Soy Protein Microparticles for Enhanced Oral Ibuprofen Delivery: Preparation, Characterization, and In Vitro Release Evaluation
- 64 Downloads
The objective of this work was to evaluate soy protein isolate (SPI) and acylated soy protein (SPA) as spray-drying encapsulation carriers for oral pharmaceutical applications. SPI acylation was performed by the Schotten–Baumann reaction. SPA, with an acylation rate of 41%, displayed a decrease in solubility in acidic conditions, whereas its solubility was unaffected by basic conditions. The drug encapsulation capacities of both SPI and SPA were tested with ibuprofen (IBU) as a model poorly soluble drug. IBU-SPI and IBU-SPA particles were obtained by spray-drying under eco-friendly conditions. Yields of 70 to 87% and microencapsulation efficiencies exceeding 80% were attained for an IBU content of 20 to 40% w/w, confirming the excellent microencapsulation properties of SPI and the suitability of the chemical modification. The in vitro release kinetics of IBU were studied in simulated gastrointestinal conditions (pH 1.2 and pH 6.8, 37°C). pH-sensitive release patterns were observed, with an optimized low rate of release in simulated gastric fluid for SPA formulations, and a rapid and complete release in simulated intestinal fluid for both formulations, due to the optimal pattern of pH-dependent solubility for SPA and the molecular dispersion of IBU in soy protein. These results demonstrate that SPI and SPA are relevant for the development of pH-sensitive drug delivery systems for the oral route.

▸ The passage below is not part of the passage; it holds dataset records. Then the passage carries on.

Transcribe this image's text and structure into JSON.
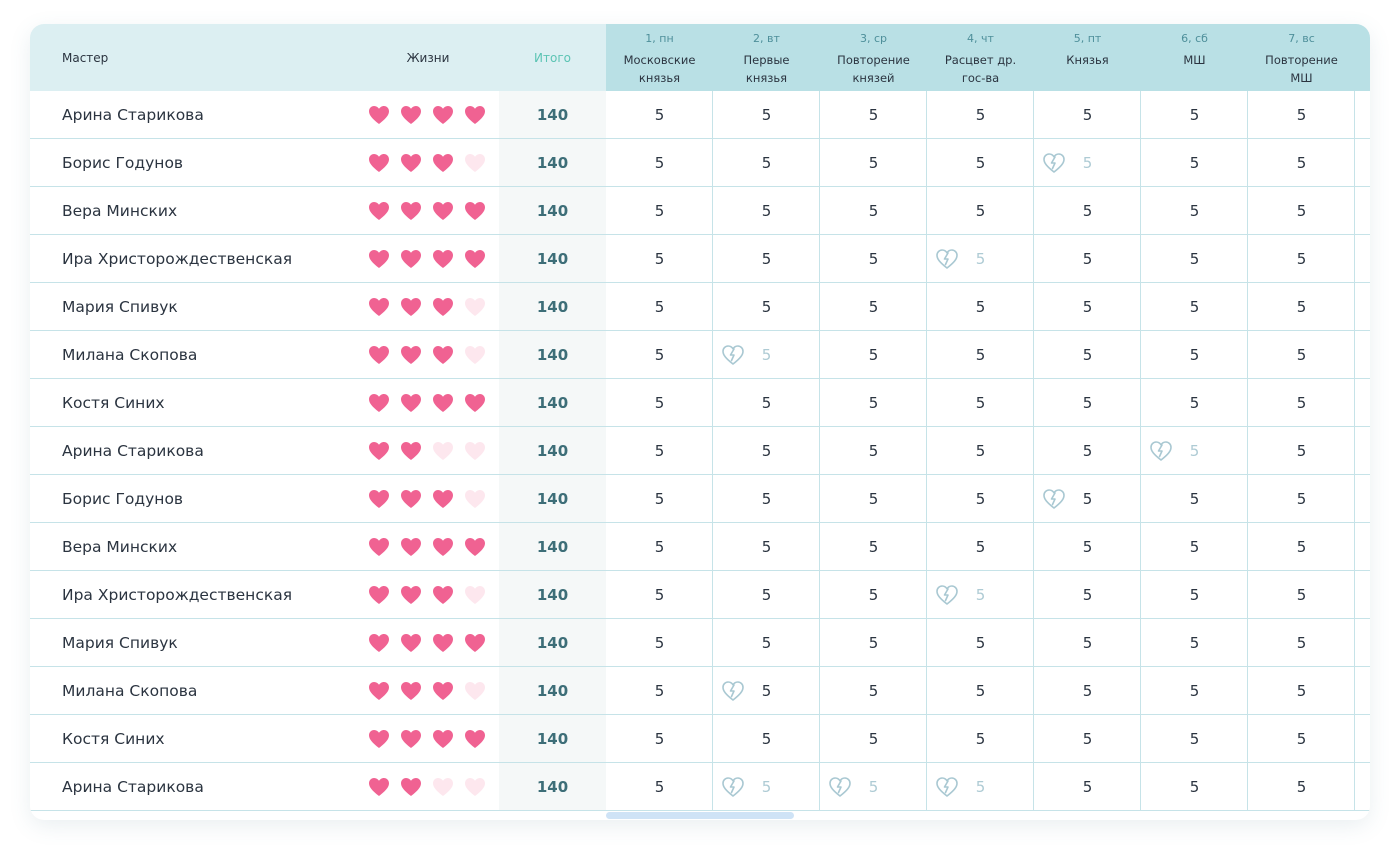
{
  "table": {
    "headers": {
      "master": "Мастер",
      "lives": "Жизни",
      "total": "Итого"
    },
    "days": [
      {
        "num": "1, пн",
        "title": "Московские князья"
      },
      {
        "num": "2, вт",
        "title": "Первые князья"
      },
      {
        "num": "3, ср",
        "title": "Повторение князей"
      },
      {
        "num": "4, чт",
        "title": "Расцвет др. гос-ва"
      },
      {
        "num": "5, пт",
        "title": "Князья"
      },
      {
        "num": "6, сб",
        "title": "МШ"
      },
      {
        "num": "7, вс",
        "title": "Повторение МШ"
      }
    ],
    "rows": [
      {
        "name": "Арина Старикова",
        "lives": 4,
        "total": "140",
        "scores": [
          "5",
          "5",
          "5",
          "5",
          "5",
          "5",
          "5"
        ],
        "broken": [],
        "faded": []
      },
      {
        "name": "Борис Годунов",
        "lives": 3,
        "total": "140",
        "scores": [
          "5",
          "5",
          "5",
          "5",
          "5",
          "5",
          "5"
        ],
        "broken": [
          4
        ],
        "faded": [
          4
        ]
      },
      {
        "name": "Вера Минских",
        "lives": 4,
        "total": "140",
        "scores": [
          "5",
          "5",
          "5",
          "5",
          "5",
          "5",
          "5"
        ],
        "broken": [],
        "faded": []
      },
      {
        "name": "Ира Христорождественская",
        "lives": 4,
        "total": "140",
        "scores": [
          "5",
          "5",
          "5",
          "5",
          "5",
          "5",
          "5"
        ],
        "broken": [
          3
        ],
        "faded": [
          3
        ]
      },
      {
        "name": "Мария Спивук",
        "lives": 3,
        "total": "140",
        "scores": [
          "5",
          "5",
          "5",
          "5",
          "5",
          "5",
          "5"
        ],
        "broken": [],
        "faded": []
      },
      {
        "name": "Милана Скопова",
        "lives": 3,
        "total": "140",
        "scores": [
          "5",
          "5",
          "5",
          "5",
          "5",
          "5",
          "5"
        ],
        "broken": [
          1
        ],
        "faded": [
          1
        ]
      },
      {
        "name": "Костя Синих",
        "lives": 4,
        "total": "140",
        "scores": [
          "5",
          "5",
          "5",
          "5",
          "5",
          "5",
          "5"
        ],
        "broken": [],
        "faded": []
      },
      {
        "name": "Арина Старикова",
        "lives": 2,
        "total": "140",
        "scores": [
          "5",
          "5",
          "5",
          "5",
          "5",
          "5",
          "5"
        ],
        "broken": [
          5
        ],
        "faded": [
          5
        ]
      },
      {
        "name": "Борис Годунов",
        "lives": 3,
        "total": "140",
        "scores": [
          "5",
          "5",
          "5",
          "5",
          "5",
          "5",
          "5"
        ],
        "broken": [
          4
        ],
        "faded": []
      },
      {
        "name": "Вера Минских",
        "lives": 4,
        "total": "140",
        "scores": [
          "5",
          "5",
          "5",
          "5",
          "5",
          "5",
          "5"
        ],
        "broken": [],
        "faded": []
      },
      {
        "name": "Ира Христорождественская",
        "lives": 3,
        "total": "140",
        "scores": [
          "5",
          "5",
          "5",
          "5",
          "5",
          "5",
          "5"
        ],
        "broken": [
          3
        ],
        "faded": [
          3
        ]
      },
      {
        "name": "Мария Спивук",
        "lives": 4,
        "total": "140",
        "scores": [
          "5",
          "5",
          "5",
          "5",
          "5",
          "5",
          "5"
        ],
        "broken": [],
        "faded": []
      },
      {
        "name": "Милана Скопова",
        "lives": 3,
        "total": "140",
        "scores": [
          "5",
          "5",
          "5",
          "5",
          "5",
          "5",
          "5"
        ],
        "broken": [
          1
        ],
        "faded": []
      },
      {
        "name": "Костя Синих",
        "lives": 4,
        "total": "140",
        "scores": [
          "5",
          "5",
          "5",
          "5",
          "5",
          "5",
          "5"
        ],
        "broken": [],
        "faded": []
      },
      {
        "name": "Арина Старикова",
        "lives": 2,
        "total": "140",
        "scores": [
          "5",
          "5",
          "5",
          "5",
          "5",
          "5",
          "5"
        ],
        "broken": [
          1,
          2,
          3
        ],
        "faded": [
          1,
          2,
          3
        ]
      }
    ],
    "max_lives": 4
  },
  "colors": {
    "heart_full": "#f06292",
    "heart_empty": "#fde7ee",
    "broken_heart": "#a9c8d2"
  },
  "icons": {
    "heart": "heart-icon",
    "broken_heart": "broken-heart-icon"
  }
}
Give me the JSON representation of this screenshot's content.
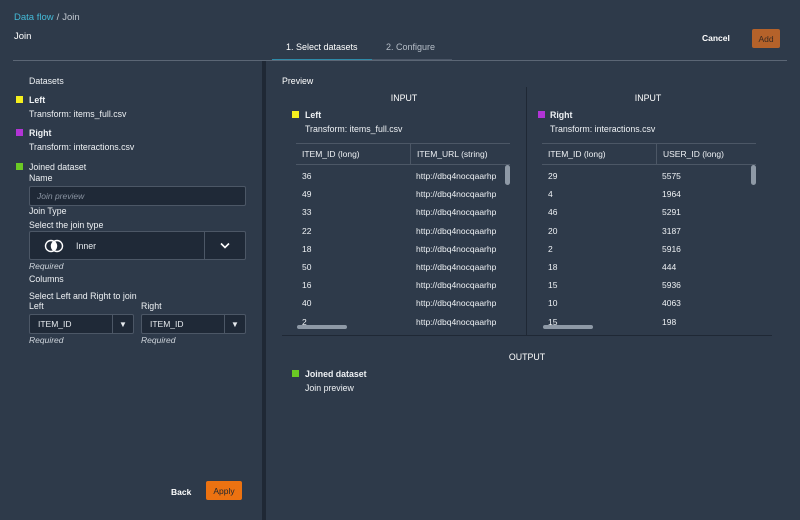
{
  "breadcrumb": {
    "parent": "Data flow",
    "separator": "/",
    "current": "Join"
  },
  "page_title": "Join",
  "tabs": [
    {
      "label": "1. Select datasets",
      "active": true
    },
    {
      "label": "2. Configure",
      "active": false
    }
  ],
  "header_actions": {
    "cancel": "Cancel",
    "add": "Add"
  },
  "colors": {
    "left": "#f5ef1e",
    "right": "#b234d6",
    "joined": "#6bc924",
    "accent": "#ec7211",
    "link": "#44b9d6"
  },
  "left_panel": {
    "datasets_heading": "Datasets",
    "left": {
      "label": "Left",
      "transform": "Transform: items_full.csv"
    },
    "right": {
      "label": "Right",
      "transform": "Transform: interactions.csv"
    },
    "joined": {
      "label": "Joined dataset",
      "name_label": "Name",
      "name_placeholder": "Join preview"
    },
    "join_type": {
      "label": "Join Type",
      "sublabel": "Select the join type",
      "value": "Inner",
      "required": "Required"
    },
    "columns": {
      "label": "Columns",
      "sublabel": "Select Left and Right to join",
      "left_label": "Left",
      "left_value": "ITEM_ID",
      "left_required": "Required",
      "right_label": "Right",
      "right_value": "ITEM_ID",
      "right_required": "Required"
    },
    "back": "Back",
    "apply": "Apply"
  },
  "preview": {
    "heading": "Preview",
    "left_input": {
      "heading": "INPUT",
      "label": "Left",
      "transform": "Transform: items_full.csv",
      "columns": [
        "ITEM_ID (long)",
        "ITEM_URL (string)"
      ],
      "rows": [
        [
          "36",
          "http://dbq4nocqaarhp"
        ],
        [
          "49",
          "http://dbq4nocqaarhp"
        ],
        [
          "33",
          "http://dbq4nocqaarhp"
        ],
        [
          "22",
          "http://dbq4nocqaarhp"
        ],
        [
          "18",
          "http://dbq4nocqaarhp"
        ],
        [
          "50",
          "http://dbq4nocqaarhp"
        ],
        [
          "16",
          "http://dbq4nocqaarhp"
        ],
        [
          "40",
          "http://dbq4nocqaarhp"
        ],
        [
          "2",
          "http://dbq4nocqaarhp"
        ]
      ]
    },
    "right_input": {
      "heading": "INPUT",
      "label": "Right",
      "transform": "Transform: interactions.csv",
      "columns": [
        "ITEM_ID (long)",
        "USER_ID (long)"
      ],
      "rows": [
        [
          "29",
          "5575"
        ],
        [
          "4",
          "1964"
        ],
        [
          "46",
          "5291"
        ],
        [
          "20",
          "3187"
        ],
        [
          "2",
          "5916"
        ],
        [
          "18",
          "444"
        ],
        [
          "15",
          "5936"
        ],
        [
          "10",
          "4063"
        ],
        [
          "15",
          "198"
        ]
      ]
    },
    "output": {
      "heading": "OUTPUT",
      "label": "Joined dataset",
      "sublabel": "Join preview"
    }
  }
}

KEY WORDSvegetal protein microencapsulation oral route modified release pH sensitivity
We would like to thank the Mexican Council of Science CONACyT for providing financial support, Yannick Thebault and Cédric Charvillat from CIRIMAT for SEM and XRD analyses, and Christine Rey-Rouch from LGC for TGA analyses.
- 2.Bosselmann S, Williams RO III. Route-specific challenges in the delivery of poorly water-soluble drugs. Formulating poorly water soluble drugs. Berlin: Springer; 2012. p. 1–26.Google Scholar
- 17.Hadzieva J, Mladenovska K, Crcarevska MS, Dodov MG, Dimchevska S, Geškovski N, et al. Lactobacillus casei encapsulated in soy protein isolate and alginate microparticles prepared by spray drying. Food Technol Biotechnol. 2017;55(2):173–86. 10.17113/ftb.55.02.17.4991.CrossRefPubMedPubMedCentralGoogle Scholar
- 23.Liu Y, Wang X, Liu Y, Di X. Thermosensitive in situ gel based on solid dispersion for rectal delivery of ibuprofen. AAPS PharmSciTech. 2017; https://doi.org/10.1208/s12249-017-0839-5.
- 25.Tamilvanan S, Sa B. In vitro and in vivo evaluation of single-unit commercial conventional tablet and sustained-release capsules compared with multiple-unit polystyrene microparticle dosage forms of ibuprofen. AAPS PharmSciTech. 2006;7(3):E126–E34. https://doi.org/10.1208/pt070372.CrossRefPubMedCentralGoogle Scholar
- 26.International A. Official methods of analysis of AOAC International. Official methods of analysis of AOAC International. 1995;Volume II.Google Scholar
- 31.Sharif HR, Williams PA, Sharif MK, Abbas S, Majeed H, Masamba KG, et al. Current progress in the utilization of native and modified legume proteins as emulsifiers and encapsulants—a review. Food Hydrocoll. 2017; https://doi.org/10.1016/j.foodhyd.2017.01.002.
- 33.Nielsen PM, Petersen D, Dambmann C. Improved method for determining food protein degree of hydrolysis. J Food Sci. 2001;66(5):642–6. https://doi.org/10.1111/j.1365-2621.2001.tb04614.x.CrossRefGoogle Scholar
- 48.Duarte I, Temtem M, Gil M, Gaspar F. Overcoming poor bioavailability through amorphous solid dispersions. Ind Pharm. 2011;30:4–6.Google Scholar